On Episode 120 of Health in 2 Point 00, Jess asks me about health data sharing company Particle Health raising $12 million in an A round, AliveCor and OMRON partnering in a remote monitoring play for combined EKG and blood pressure monitoring, and Compass Pathways scoring $80 million in a B round for psilocybin therapy for treatment-resistant depression. Also, Optum is reportedly acquiring AbleTo for $470 million which provides behavioral telehealth — looks like they’re slowly putting all the pieces together to become a big virtual Kaiser. —Matthew Holt
As healthcare systems around the world grapple with the coronavirus, ‘virtual-first healthcare’ is fast becoming the global response of private and public healthcare systems alike. In Australia, the federal government recently committed to investing $500M to built out its country’s ‘virtual-first’ healthcare infrastructure, so we caught up with Louise Schaper, CEO of the Australasian Institute of Digital Health (AIDH), to find out what that means for telehealth, remote monitoring, and digital health companies looking to capitalize on the market opportunity in Australia.
With a population of 25 million people (roughly the number of people in Florida) and a set of newly-minted reimbursement codes that makes telehealth available to all of them via the government-funded public healthcare system, the appetite for investing in new health tech solutions has grown ravenous.
Says Louise, “Anyone who has solutions that are already market-tested and approved, I’d actually expand your networks globally now. There’s not a section of the globe that hasn’t been impacted by [covid19] and we’re all needing to work out how to deliver healthcare differently.”
As in other parts of the world, the government codes reimbursing telehealth and other virtual-first services are temporary (Australia’s are set to expire September 30, 2020), but organizations like the AIDH, the Australian Medical Association, and others are advocating for their permanence and are optimistic.
The prevailing sentiment is that, like in the US, the benefits of virtual care to healthcare consumers and clinicians are going to be difficult for the government to ignore. Add to that the potential of linking virtual care to the Aussie government’s AUD$2 billion dollar build of its MyHealthRecord system — a centralized, cloud-based EMR that holds the healthcare data of 90% of all Australians — and the prospect grows even more appealing.
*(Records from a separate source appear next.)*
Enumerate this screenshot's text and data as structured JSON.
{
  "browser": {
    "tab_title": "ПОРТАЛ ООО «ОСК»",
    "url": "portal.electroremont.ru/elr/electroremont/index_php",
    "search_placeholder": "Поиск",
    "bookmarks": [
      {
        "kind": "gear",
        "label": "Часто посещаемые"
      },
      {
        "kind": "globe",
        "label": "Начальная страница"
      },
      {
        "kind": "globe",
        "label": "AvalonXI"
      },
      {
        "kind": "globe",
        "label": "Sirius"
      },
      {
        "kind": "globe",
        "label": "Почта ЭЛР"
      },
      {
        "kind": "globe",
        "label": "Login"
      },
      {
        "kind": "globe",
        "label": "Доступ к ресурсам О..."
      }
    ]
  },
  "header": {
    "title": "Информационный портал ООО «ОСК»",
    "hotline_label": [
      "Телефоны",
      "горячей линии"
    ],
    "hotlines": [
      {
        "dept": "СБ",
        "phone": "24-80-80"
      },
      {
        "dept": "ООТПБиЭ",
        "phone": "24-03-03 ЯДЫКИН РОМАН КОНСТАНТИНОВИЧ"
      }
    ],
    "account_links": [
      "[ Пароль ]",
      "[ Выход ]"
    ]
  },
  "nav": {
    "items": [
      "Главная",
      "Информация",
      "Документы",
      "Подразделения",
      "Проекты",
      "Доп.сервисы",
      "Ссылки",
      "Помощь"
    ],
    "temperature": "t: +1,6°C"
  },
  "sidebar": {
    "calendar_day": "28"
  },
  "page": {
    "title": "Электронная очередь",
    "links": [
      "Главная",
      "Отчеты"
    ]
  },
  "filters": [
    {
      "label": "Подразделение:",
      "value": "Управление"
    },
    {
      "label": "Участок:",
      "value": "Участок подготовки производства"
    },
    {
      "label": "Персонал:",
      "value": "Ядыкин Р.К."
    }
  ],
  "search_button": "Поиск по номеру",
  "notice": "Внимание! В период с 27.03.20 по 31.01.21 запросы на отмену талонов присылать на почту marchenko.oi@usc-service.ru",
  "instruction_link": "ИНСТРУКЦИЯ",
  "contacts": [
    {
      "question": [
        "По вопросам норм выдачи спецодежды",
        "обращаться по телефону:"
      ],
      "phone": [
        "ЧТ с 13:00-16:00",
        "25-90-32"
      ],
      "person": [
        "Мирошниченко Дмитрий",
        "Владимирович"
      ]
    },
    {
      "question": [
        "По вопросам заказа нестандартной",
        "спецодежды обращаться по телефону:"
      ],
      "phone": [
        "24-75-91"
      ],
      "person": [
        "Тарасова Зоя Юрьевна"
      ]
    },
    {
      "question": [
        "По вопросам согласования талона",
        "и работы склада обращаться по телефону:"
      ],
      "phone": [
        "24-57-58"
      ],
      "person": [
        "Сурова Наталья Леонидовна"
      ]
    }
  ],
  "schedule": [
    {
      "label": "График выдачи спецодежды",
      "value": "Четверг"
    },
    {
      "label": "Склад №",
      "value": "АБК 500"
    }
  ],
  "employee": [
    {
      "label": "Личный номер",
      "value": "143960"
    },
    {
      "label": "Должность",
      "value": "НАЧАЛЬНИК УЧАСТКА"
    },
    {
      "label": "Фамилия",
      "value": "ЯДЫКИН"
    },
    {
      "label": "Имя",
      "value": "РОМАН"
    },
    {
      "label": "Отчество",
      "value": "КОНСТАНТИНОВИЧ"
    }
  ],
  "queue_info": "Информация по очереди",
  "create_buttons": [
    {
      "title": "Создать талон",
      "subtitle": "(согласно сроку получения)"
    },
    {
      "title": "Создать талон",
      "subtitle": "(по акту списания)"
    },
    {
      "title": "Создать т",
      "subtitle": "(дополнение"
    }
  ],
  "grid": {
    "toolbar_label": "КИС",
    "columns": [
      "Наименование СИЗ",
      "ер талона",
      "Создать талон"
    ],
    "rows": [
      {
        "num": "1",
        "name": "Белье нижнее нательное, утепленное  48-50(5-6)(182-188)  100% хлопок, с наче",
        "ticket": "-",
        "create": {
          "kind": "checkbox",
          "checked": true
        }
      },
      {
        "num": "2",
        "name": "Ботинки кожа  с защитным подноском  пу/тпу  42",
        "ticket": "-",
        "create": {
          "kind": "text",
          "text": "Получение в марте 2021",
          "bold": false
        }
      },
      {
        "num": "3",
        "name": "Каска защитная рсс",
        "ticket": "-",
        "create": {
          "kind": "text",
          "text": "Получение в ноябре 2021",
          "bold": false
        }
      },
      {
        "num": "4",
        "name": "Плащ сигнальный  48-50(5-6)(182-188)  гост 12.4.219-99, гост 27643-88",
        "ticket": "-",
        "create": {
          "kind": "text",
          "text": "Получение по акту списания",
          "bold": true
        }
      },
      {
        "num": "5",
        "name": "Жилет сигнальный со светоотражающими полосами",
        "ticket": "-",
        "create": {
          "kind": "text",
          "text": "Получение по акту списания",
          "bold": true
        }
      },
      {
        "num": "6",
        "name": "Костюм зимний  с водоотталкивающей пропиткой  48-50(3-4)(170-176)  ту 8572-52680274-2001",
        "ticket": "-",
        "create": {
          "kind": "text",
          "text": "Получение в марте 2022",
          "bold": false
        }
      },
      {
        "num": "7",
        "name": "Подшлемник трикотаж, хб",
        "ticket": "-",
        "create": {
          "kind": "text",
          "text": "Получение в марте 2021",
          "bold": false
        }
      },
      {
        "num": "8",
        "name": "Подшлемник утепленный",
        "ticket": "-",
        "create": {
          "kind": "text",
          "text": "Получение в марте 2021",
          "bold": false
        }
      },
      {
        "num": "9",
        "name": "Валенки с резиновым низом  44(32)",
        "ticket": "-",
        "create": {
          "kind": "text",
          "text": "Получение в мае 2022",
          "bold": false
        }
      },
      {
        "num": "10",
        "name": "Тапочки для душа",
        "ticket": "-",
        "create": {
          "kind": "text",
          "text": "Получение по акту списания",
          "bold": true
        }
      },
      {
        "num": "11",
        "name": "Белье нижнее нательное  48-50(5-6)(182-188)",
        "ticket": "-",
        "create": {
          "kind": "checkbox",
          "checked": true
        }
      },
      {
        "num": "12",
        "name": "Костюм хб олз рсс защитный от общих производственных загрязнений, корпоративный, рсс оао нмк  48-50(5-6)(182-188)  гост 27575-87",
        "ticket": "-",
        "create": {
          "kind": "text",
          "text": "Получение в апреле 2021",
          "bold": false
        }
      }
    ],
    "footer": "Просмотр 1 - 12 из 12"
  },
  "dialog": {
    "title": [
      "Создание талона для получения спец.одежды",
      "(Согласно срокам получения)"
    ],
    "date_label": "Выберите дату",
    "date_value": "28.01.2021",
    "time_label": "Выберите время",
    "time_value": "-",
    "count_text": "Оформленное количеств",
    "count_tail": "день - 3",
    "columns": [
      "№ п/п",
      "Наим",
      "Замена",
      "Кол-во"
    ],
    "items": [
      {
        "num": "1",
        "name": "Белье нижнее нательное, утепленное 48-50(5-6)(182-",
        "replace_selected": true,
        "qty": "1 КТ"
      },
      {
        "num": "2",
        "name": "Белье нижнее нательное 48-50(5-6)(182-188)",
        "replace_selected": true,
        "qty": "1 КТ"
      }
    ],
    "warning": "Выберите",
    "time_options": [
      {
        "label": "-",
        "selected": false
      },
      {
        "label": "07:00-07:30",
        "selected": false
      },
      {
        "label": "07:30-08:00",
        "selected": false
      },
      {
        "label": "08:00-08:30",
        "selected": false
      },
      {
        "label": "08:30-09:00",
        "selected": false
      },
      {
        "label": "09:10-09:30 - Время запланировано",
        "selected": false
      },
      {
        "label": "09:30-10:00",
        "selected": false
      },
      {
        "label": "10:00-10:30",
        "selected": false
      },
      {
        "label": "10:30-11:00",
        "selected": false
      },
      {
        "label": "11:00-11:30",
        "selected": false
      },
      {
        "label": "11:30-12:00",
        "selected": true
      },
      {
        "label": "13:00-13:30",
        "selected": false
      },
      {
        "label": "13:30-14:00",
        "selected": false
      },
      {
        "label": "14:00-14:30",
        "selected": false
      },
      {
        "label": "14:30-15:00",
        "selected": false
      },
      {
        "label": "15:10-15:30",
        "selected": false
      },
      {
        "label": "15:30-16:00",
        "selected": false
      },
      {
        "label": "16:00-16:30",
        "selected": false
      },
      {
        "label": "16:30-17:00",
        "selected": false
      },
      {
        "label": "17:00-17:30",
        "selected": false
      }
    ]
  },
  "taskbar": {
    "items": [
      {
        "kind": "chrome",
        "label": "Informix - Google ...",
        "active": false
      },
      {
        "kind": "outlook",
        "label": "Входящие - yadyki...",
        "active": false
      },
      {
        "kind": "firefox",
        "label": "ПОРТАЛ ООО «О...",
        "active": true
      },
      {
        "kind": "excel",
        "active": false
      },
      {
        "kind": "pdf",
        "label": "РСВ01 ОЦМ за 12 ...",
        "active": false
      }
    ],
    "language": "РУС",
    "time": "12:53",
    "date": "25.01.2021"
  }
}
Join us as we talk through the basics of the Australian healthcare system and get an insider’s look at the demand for digital health, remote monitoring, and telehealth Down Under.
GuideWell has launched the COVID-19 Health Innovation Collaborative to identify and support solutions that can immediately increase the scope and scale of resources aimed at reducing the complex stress factors COVID-19 is bringing to bear on the U.S. health system.
There will be five categories of focus under
this collaborative, and proposed solutions must directly address at least one
of these categories:
Home-based self-testing solutions for the COVID-19 virus
Virtual, in-home care solutions for at-risk populations that have limited access to health care services
Solutions that reduce risk for health care providers in clinical settings, including approaches for increasing protection of clinical staff
Solutions focused on reducing social isolation due to COVID-19 diagnosis or social distancing
Solutions for delivering food and urgently needed supplies to at-risk populations and households with COVID-19 exposure or symptoms
The COVID-19 Collaborative’s overarching
objective is to source a diverse portfolio of innovative companies that
collectively have the potential to respond to the pandemic in the above
categories. For each category, a cohort of 3-5 companies will be selected to
work together to create a connected, high impact approach to addressing the